• _DATASET ENTRIES_:
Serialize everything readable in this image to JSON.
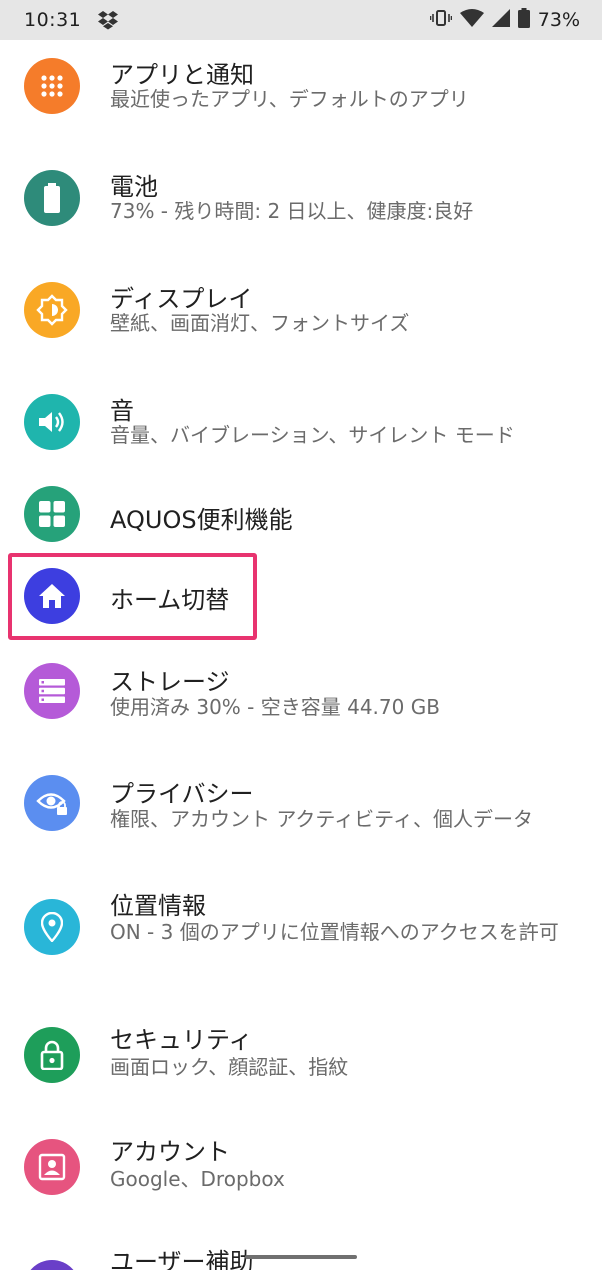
{
  "status_bar": {
    "time": "10:31",
    "battery": "73%"
  },
  "items": [
    {
      "title": "アプリと通知",
      "subtitle": "最近使ったアプリ、デフォルトのアプリ",
      "color": "#f57c2a",
      "icon": "apps-grid-icon"
    },
    {
      "title": "電池",
      "subtitle": "73% - 残り時間: 2 日以上、健康度:良好",
      "color": "#2e8b7a",
      "icon": "battery-icon"
    },
    {
      "title": "ディスプレイ",
      "subtitle": "壁紙、画面消灯、フォントサイズ",
      "color": "#f9a825",
      "icon": "brightness-icon"
    },
    {
      "title": "音",
      "subtitle": "音量、バイブレーション、サイレント モード",
      "color": "#1fb5ad",
      "icon": "volume-icon"
    },
    {
      "title": "AQUOS便利機能",
      "subtitle": "",
      "color": "#26a27a",
      "icon": "dashboard-icon"
    },
    {
      "title": "ホーム切替",
      "subtitle": "",
      "color": "#3d3ee0",
      "icon": "home-icon"
    },
    {
      "title": "ストレージ",
      "subtitle": "使用済み 30% - 空き容量 44.70 GB",
      "color": "#b55ad8",
      "icon": "storage-icon"
    },
    {
      "title": "プライバシー",
      "subtitle": "権限、アカウント アクティビティ、個人データ",
      "color": "#5b8ef0",
      "icon": "privacy-eye-icon"
    },
    {
      "title": "位置情報",
      "subtitle": "ON - 3 個のアプリに位置情報へのアクセスを許可",
      "color": "#29b6d8",
      "icon": "location-pin-icon"
    },
    {
      "title": "セキュリティ",
      "subtitle": "画面ロック、顔認証、指紋",
      "color": "#1e9e5a",
      "icon": "lock-icon"
    },
    {
      "title": "アカウント",
      "subtitle": "Google、Dropbox",
      "color": "#e6547f",
      "icon": "account-icon"
    },
    {
      "title": "ユーザー補助",
      "subtitle": "",
      "color": "#6a3fc8",
      "icon": "accessibility-icon"
    }
  ]
}
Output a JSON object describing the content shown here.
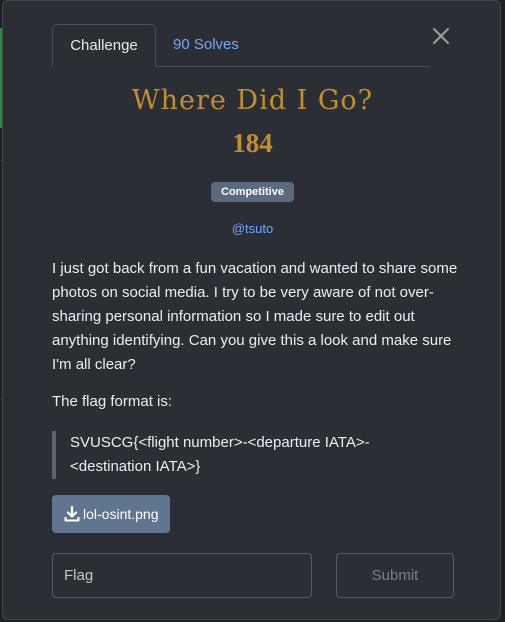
{
  "tabs": [
    {
      "label": "Challenge",
      "active": true
    },
    {
      "label": "90 Solves",
      "active": false
    }
  ],
  "challenge": {
    "title": "Where Did I Go?",
    "points": "184",
    "tag": "Competitive",
    "author": "@tsuto",
    "description": "I just got back from a fun vacation and wanted to share some photos on social media. I try to be very aware of not over-sharing personal information so I made sure to edit out anything identifying. Can you give this a look and make sure I'm all clear?",
    "flag_intro": "The flag format is:",
    "flag_format_line1": "SVUSCG{<flight number>-<departure IATA>-",
    "flag_format_line2": "<destination IATA>}",
    "file_label": "lol-osint.png"
  },
  "form": {
    "flag_placeholder": "Flag",
    "flag_value": "",
    "submit_label": "Submit"
  },
  "icons": {
    "close": "close-icon",
    "download": "download-icon"
  },
  "colors": {
    "accent_gold": "#c18f2e",
    "link_blue": "#6ea8fe",
    "badge_bg": "#5a6a80",
    "button_bg": "#607590",
    "modal_bg": "#2b2f35"
  }
}
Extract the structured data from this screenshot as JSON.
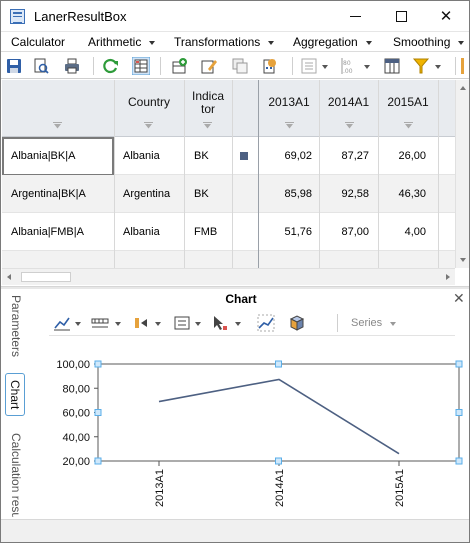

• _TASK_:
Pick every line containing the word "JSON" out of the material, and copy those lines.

• _RESULT OF THIS TASK_:
Serialize everything readable in this image to JSON.
Output a JSON object describing the content shown here.
Extract the structured data from this screenshot as JSON.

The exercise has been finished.